> _Task statement_
Find every line in the records below that holds the word "into", and copy it out.

> _Working data_
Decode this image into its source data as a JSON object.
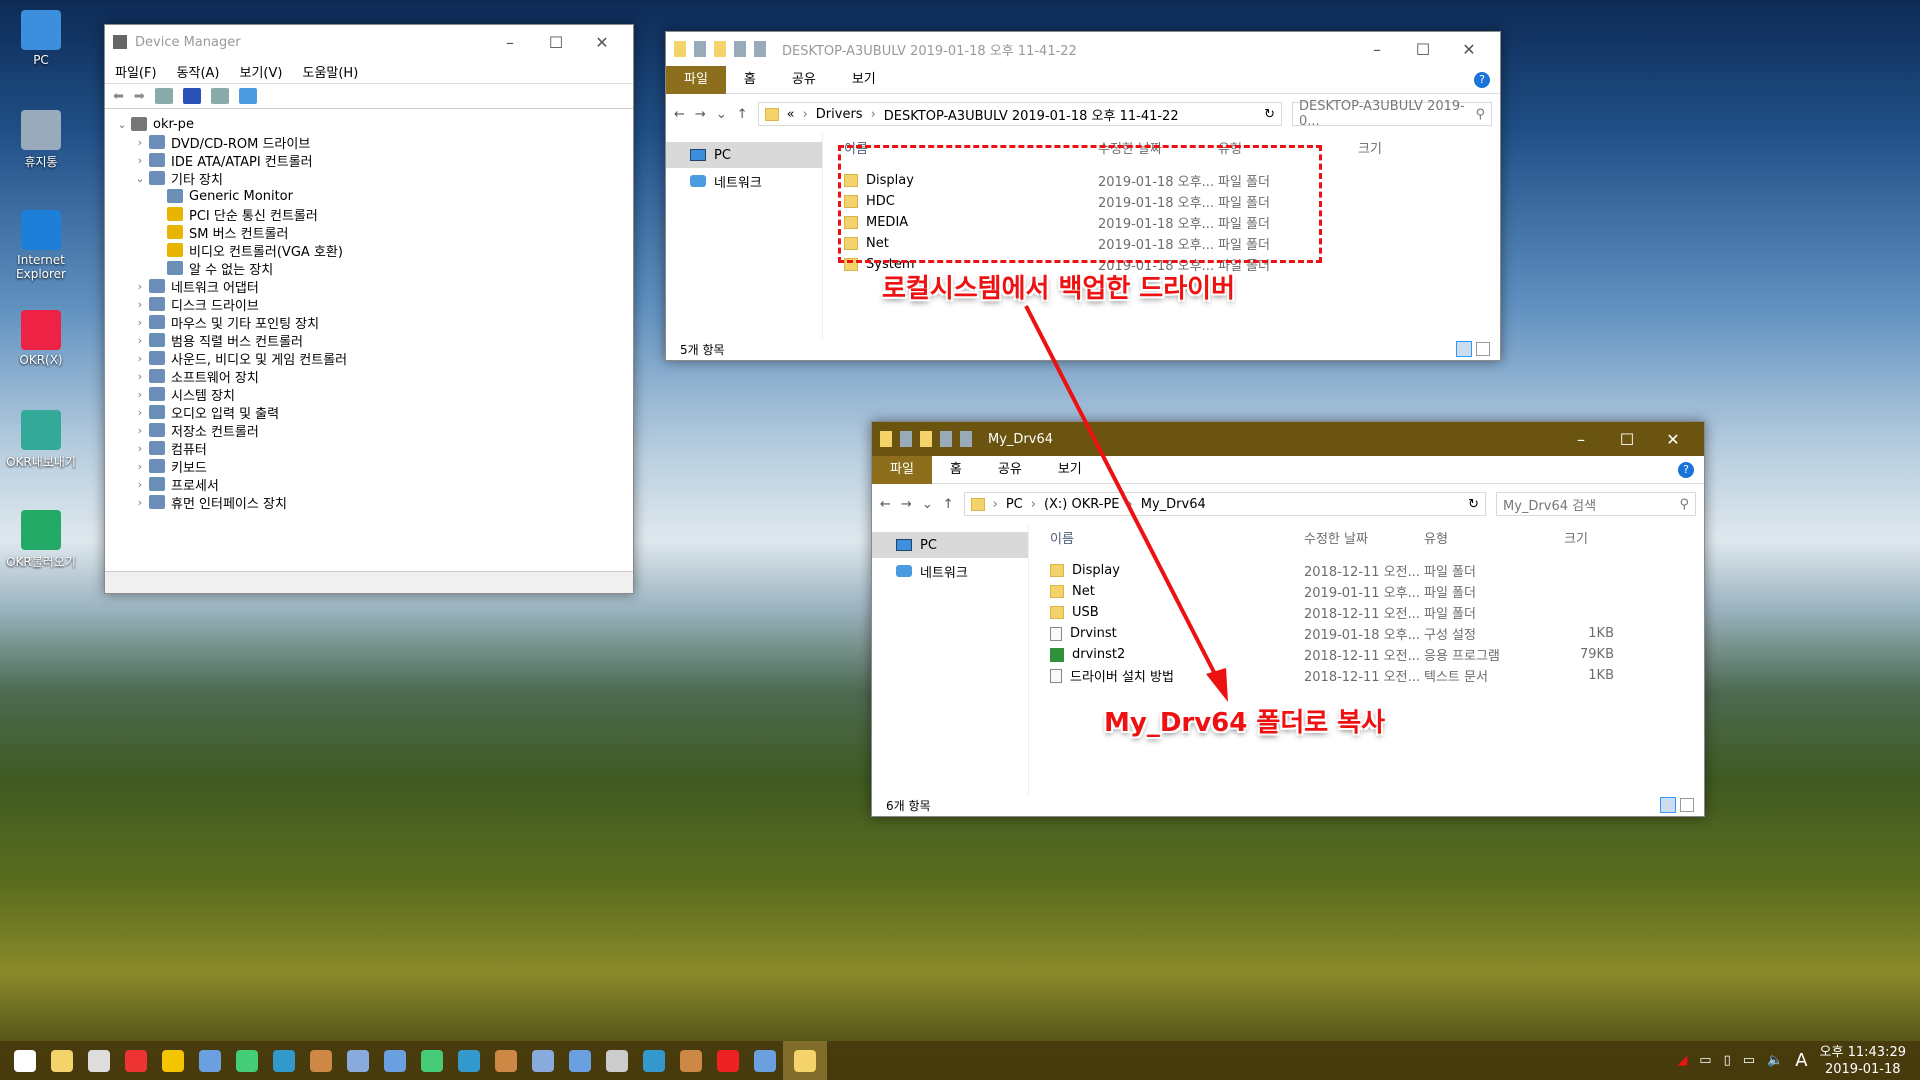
{
  "desktop": {
    "icons": [
      "PC",
      "휴지통",
      "Internet Explorer",
      "OKR(X)",
      "OKR내보내기",
      "OKR불러오기"
    ]
  },
  "device_manager": {
    "title": "Device Manager",
    "menu": [
      "파일(F)",
      "동작(A)",
      "보기(V)",
      "도움말(H)"
    ],
    "root": "okr-pe",
    "tree": [
      {
        "label": "DVD/CD-ROM 드라이브",
        "level": 1,
        "expand": "collapsed"
      },
      {
        "label": "IDE ATA/ATAPI 컨트롤러",
        "level": 1,
        "expand": "collapsed"
      },
      {
        "label": "기타 장치",
        "level": 1,
        "expand": "expanded"
      },
      {
        "label": "Generic Monitor",
        "level": 2,
        "expand": "none"
      },
      {
        "label": "PCI 단순 통신 컨트롤러",
        "level": 2,
        "expand": "none",
        "warning": true
      },
      {
        "label": "SM 버스 컨트롤러",
        "level": 2,
        "expand": "none",
        "warning": true
      },
      {
        "label": "비디오 컨트롤러(VGA 호환)",
        "level": 2,
        "expand": "none",
        "warning": true
      },
      {
        "label": "알 수 없는 장치",
        "level": 2,
        "expand": "none"
      },
      {
        "label": "네트워크 어댑터",
        "level": 1,
        "expand": "collapsed"
      },
      {
        "label": "디스크 드라이브",
        "level": 1,
        "expand": "collapsed"
      },
      {
        "label": "마우스 및 기타 포인팅 장치",
        "level": 1,
        "expand": "collapsed"
      },
      {
        "label": "범용 직렬 버스 컨트롤러",
        "level": 1,
        "expand": "collapsed"
      },
      {
        "label": "사운드, 비디오 및 게임 컨트롤러",
        "level": 1,
        "expand": "collapsed"
      },
      {
        "label": "소프트웨어 장치",
        "level": 1,
        "expand": "collapsed"
      },
      {
        "label": "시스템 장치",
        "level": 1,
        "expand": "collapsed"
      },
      {
        "label": "오디오 입력 및 출력",
        "level": 1,
        "expand": "collapsed"
      },
      {
        "label": "저장소 컨트롤러",
        "level": 1,
        "expand": "collapsed"
      },
      {
        "label": "컴퓨터",
        "level": 1,
        "expand": "collapsed"
      },
      {
        "label": "키보드",
        "level": 1,
        "expand": "collapsed"
      },
      {
        "label": "프로세서",
        "level": 1,
        "expand": "collapsed"
      },
      {
        "label": "휴먼 인터페이스 장치",
        "level": 1,
        "expand": "collapsed"
      }
    ]
  },
  "explorer1": {
    "title": "DESKTOP-A3UBULV 2019-01-18 오후 11-41-22",
    "ribbon": [
      "파일",
      "홈",
      "공유",
      "보기"
    ],
    "path": [
      "«",
      "Drivers",
      "DESKTOP-A3UBULV 2019-01-18 오후 11-41-22"
    ],
    "search_placeholder": "DESKTOP-A3UBULV 2019-0...",
    "nav": [
      "PC",
      "네트워크"
    ],
    "columns": [
      "이름",
      "수정한 날짜",
      "유형",
      "크기"
    ],
    "files": [
      {
        "name": "Display",
        "date": "2019-01-18 오후...",
        "type": "파일 폴더",
        "size": "",
        "icon": "folder"
      },
      {
        "name": "HDC",
        "date": "2019-01-18 오후...",
        "type": "파일 폴더",
        "size": "",
        "icon": "folder"
      },
      {
        "name": "MEDIA",
        "date": "2019-01-18 오후...",
        "type": "파일 폴더",
        "size": "",
        "icon": "folder"
      },
      {
        "name": "Net",
        "date": "2019-01-18 오후...",
        "type": "파일 폴더",
        "size": "",
        "icon": "folder"
      },
      {
        "name": "System",
        "date": "2019-01-18 오후...",
        "type": "파일 폴더",
        "size": "",
        "icon": "folder"
      }
    ],
    "status": "5개 항목"
  },
  "explorer2": {
    "title": "My_Drv64",
    "ribbon": [
      "파일",
      "홈",
      "공유",
      "보기"
    ],
    "path": [
      "PC",
      "(X:) OKR-PE",
      "My_Drv64"
    ],
    "search_placeholder": "My_Drv64 검색",
    "nav": [
      "PC",
      "네트워크"
    ],
    "columns": [
      "이름",
      "수정한 날짜",
      "유형",
      "크기"
    ],
    "files": [
      {
        "name": "Display",
        "date": "2018-12-11 오전...",
        "type": "파일 폴더",
        "size": "",
        "icon": "folder"
      },
      {
        "name": "Net",
        "date": "2019-01-11 오후...",
        "type": "파일 폴더",
        "size": "",
        "icon": "folder"
      },
      {
        "name": "USB",
        "date": "2018-12-11 오전...",
        "type": "파일 폴더",
        "size": "",
        "icon": "folder"
      },
      {
        "name": "Drvinst",
        "date": "2019-01-18 오후...",
        "type": "구성 설정",
        "size": "1KB",
        "icon": "config"
      },
      {
        "name": "drvinst2",
        "date": "2018-12-11 오전...",
        "type": "응용 프로그램",
        "size": "79KB",
        "icon": "exe"
      },
      {
        "name": "드라이버 설치 방법",
        "date": "2018-12-11 오전...",
        "type": "텍스트 문서",
        "size": "1KB",
        "icon": "text"
      }
    ],
    "status": "6개 항목"
  },
  "annotations": {
    "note1": "로컬시스템에서 백업한 드라이버",
    "note2": "My_Drv64 폴더로 복사",
    "color": "#ee1111"
  },
  "taskbar": {
    "icons": [
      "start",
      "file-explorer",
      "capture",
      "anydesk",
      "potplayer",
      "app",
      "app",
      "app",
      "app",
      "app",
      "app",
      "app",
      "app",
      "app",
      "app",
      "app",
      "tools",
      "app",
      "app",
      "close-red",
      "app",
      "file-explorer-active"
    ],
    "tray": {
      "ime": "A",
      "time": "오후 11:43:29",
      "date": "2019-01-18"
    }
  }
}
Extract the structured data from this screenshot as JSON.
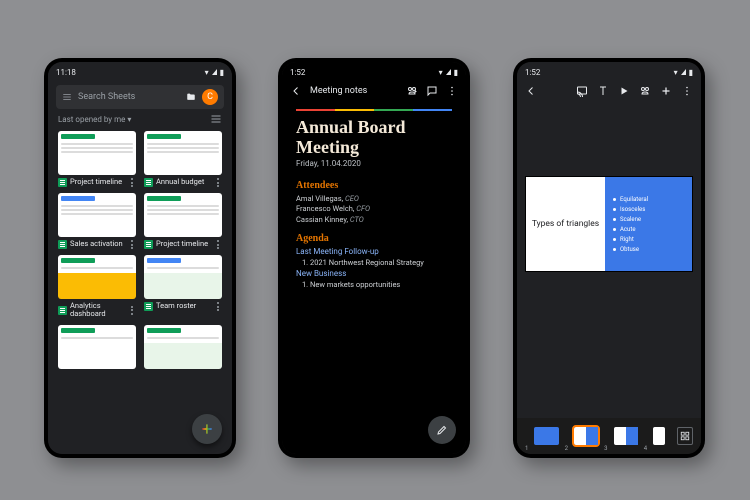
{
  "phone1": {
    "status_time": "11:18",
    "search_placeholder": "Search Sheets",
    "avatar_letter": "C",
    "filter_label": "Last opened by me",
    "docs": [
      {
        "name": "Project timeline"
      },
      {
        "name": "Annual budget"
      },
      {
        "name": "Sales activation"
      },
      {
        "name": "Project timeline"
      },
      {
        "name": "Analytics dashboard"
      },
      {
        "name": "Team roster"
      }
    ]
  },
  "phone2": {
    "status_time": "1:52",
    "doc_name": "Meeting notes",
    "title": "Annual Board Meeting",
    "date": "Friday, 11.04.2020",
    "section_attendees": "Attendees",
    "attendees": [
      {
        "name": "Amal Villegas",
        "role": "CEO"
      },
      {
        "name": "Francesco Welch",
        "role": "CFO"
      },
      {
        "name": "Cassian Kinney",
        "role": "CTO"
      }
    ],
    "section_agenda": "Agenda",
    "agenda_sub1": "Last Meeting Follow-up",
    "agenda_items1": [
      "2021 Northwest Regional Strategy"
    ],
    "agenda_sub2": "New Business",
    "agenda_items2": [
      "New markets opportunities"
    ]
  },
  "phone3": {
    "status_time": "1:52",
    "slide_title": "Types of triangles",
    "bullets": [
      "Equilateral",
      "Isosceles",
      "Scalene",
      "Acute",
      "Right",
      "Obtuse"
    ],
    "filmstrip": [
      "1",
      "2",
      "3",
      "4"
    ]
  }
}
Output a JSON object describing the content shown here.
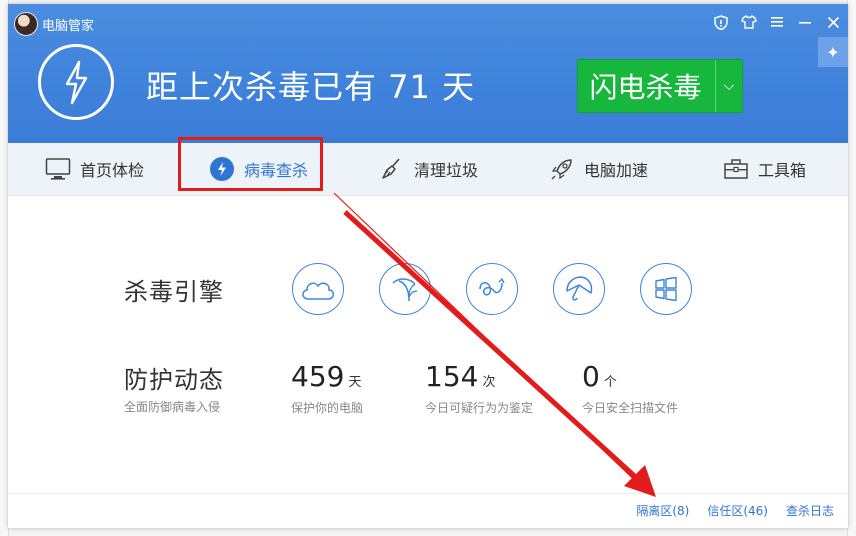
{
  "window": {
    "title": "电脑管家",
    "controls": [
      "shield-icon",
      "shirt-icon",
      "menu-icon",
      "minimize-icon",
      "close-icon"
    ]
  },
  "hero": {
    "text": "距上次杀毒已有 71 天",
    "scan_button_label": "闪电杀毒",
    "scan_button_arrow": "⌵"
  },
  "nav": {
    "items": [
      {
        "label": "首页体检",
        "icon": "monitor-icon"
      },
      {
        "label": "病毒查杀",
        "icon": "bolt-icon",
        "active": true
      },
      {
        "label": "清理垃圾",
        "icon": "broom-icon"
      },
      {
        "label": "电脑加速",
        "icon": "rocket-icon"
      },
      {
        "label": "工具箱",
        "icon": "toolbox-icon"
      }
    ]
  },
  "engine": {
    "label": "杀毒引擎",
    "icons": [
      "cloud-engine-icon",
      "palm-engine-icon",
      "swirl-engine-icon",
      "umbrella-engine-icon",
      "windows-engine-icon"
    ]
  },
  "protection": {
    "title": "防护动态",
    "subtitle": "全面防御病毒入侵",
    "stats": [
      {
        "value": "459",
        "unit": "天",
        "desc": "保护你的电脑"
      },
      {
        "value": "154",
        "unit": "次",
        "desc": "今日可疑行为为鉴定"
      },
      {
        "value": "0",
        "unit": "个",
        "desc": "今日安全扫描文件"
      }
    ]
  },
  "footer": {
    "links": [
      "隔离区(8)",
      "信任区(46)",
      "查杀日志"
    ]
  },
  "colors": {
    "header_blue": "#4289dd",
    "accent_blue": "#2f75d4",
    "scan_green": "#17b63c",
    "annotation_red": "#e21b1b"
  }
}
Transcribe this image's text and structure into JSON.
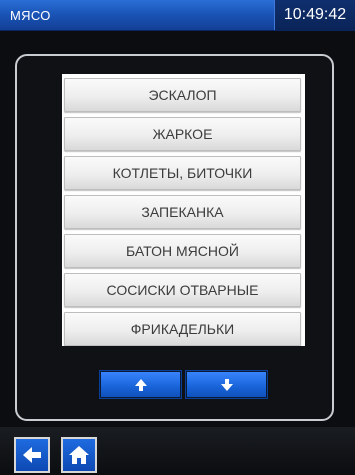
{
  "header": {
    "title": "МЯСО",
    "time": "10:49:42"
  },
  "menu": {
    "items": [
      "ЭСКАЛОП",
      "ЖАРКОЕ",
      "КОТЛЕТЫ, БИТОЧКИ",
      "ЗАПЕКАНКА",
      "БАТОН МЯСНОЙ",
      "СОСИСКИ ОТВАРНЫЕ",
      "ФРИКАДЕЛЬКИ"
    ]
  },
  "controls": {
    "scroll_up_icon": "arrow-up-icon",
    "scroll_down_icon": "arrow-down-icon"
  },
  "footer": {
    "back_icon": "arrow-left-icon",
    "home_icon": "home-icon"
  },
  "colors": {
    "accent_blue": "#1b55b8",
    "background": "#0b0d10"
  }
}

> _Response to the exercise_
Decode this image into its source data as a JSON object.
Transcribe this image's text and structure into JSON.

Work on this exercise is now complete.